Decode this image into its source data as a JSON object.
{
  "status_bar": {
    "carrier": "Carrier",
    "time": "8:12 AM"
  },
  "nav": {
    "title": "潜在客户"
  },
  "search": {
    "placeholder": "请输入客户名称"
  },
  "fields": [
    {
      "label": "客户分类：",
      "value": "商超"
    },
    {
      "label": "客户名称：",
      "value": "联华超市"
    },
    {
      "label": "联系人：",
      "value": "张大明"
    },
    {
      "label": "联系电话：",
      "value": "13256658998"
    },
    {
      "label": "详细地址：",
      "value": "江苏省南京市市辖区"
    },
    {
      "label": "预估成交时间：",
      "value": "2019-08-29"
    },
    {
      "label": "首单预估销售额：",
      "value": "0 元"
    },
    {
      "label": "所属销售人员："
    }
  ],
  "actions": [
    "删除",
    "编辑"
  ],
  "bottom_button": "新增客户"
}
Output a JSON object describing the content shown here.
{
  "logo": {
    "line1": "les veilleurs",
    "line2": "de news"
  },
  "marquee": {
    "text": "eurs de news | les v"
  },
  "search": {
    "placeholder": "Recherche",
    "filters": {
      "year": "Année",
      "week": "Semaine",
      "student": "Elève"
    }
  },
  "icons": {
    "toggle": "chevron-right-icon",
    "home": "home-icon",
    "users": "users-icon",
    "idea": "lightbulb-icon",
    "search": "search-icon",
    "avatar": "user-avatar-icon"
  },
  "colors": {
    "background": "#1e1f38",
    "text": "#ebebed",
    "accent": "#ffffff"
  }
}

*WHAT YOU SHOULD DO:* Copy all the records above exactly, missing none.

*WRITTEN SOLUTION:*
Decode this image into its source data as a JSON object.
{
  "status_bar": {
    "carrier": "Carrier",
    "time": "8:12 AM"
  },
  "nav": {
    "title": "潜在客户"
  },
  "search": {
    "placeholder": "请输入客户名称"
  },
  "fields": [
    {
      "label": "客户分类：",
      "value": "商超"
    },
    {
      "label": "客户名称：",
      "value": "联华超市"
    },
    {
      "label": "联系人：",
      "value": "张大明"
    },
    {
      "label": "联系电话：",
      "value": "13256658998"
    },
    {
      "label": "详细地址：",
      "value": "江苏省南京市市辖区"
    },
    {
      "label": "预估成交时间：",
      "value": "2019-08-29"
    },
    {
      "label": "首单预估销售额：",
      "value": "0 元"
    },
    {
      "label": "所属销售人员："
    }
  ],
  "actions": [
    "删除",
    "编辑"
  ],
  "bottom_button": "新增客户"
}
Output a JSON object describing the content shown here.
{
  "logo": {
    "line1": "les veilleurs",
    "line2": "de news"
  },
  "marquee": {
    "text": "eurs de news | les v"
  },
  "search": {
    "placeholder": "Recherche",
    "filters": {
      "year": "Année",
      "week": "Semaine",
      "student": "Elève"
    }
  },
  "icons": {
    "toggle": "chevron-right-icon",
    "home": "home-icon",
    "users": "users-icon",
    "idea": "lightbulb-icon",
    "search": "search-icon",
    "avatar": "user-avatar-icon"
  },
  "colors": {
    "background": "#1e1f38",
    "text": "#ebebed",
    "accent": "#ffffff"
  }
}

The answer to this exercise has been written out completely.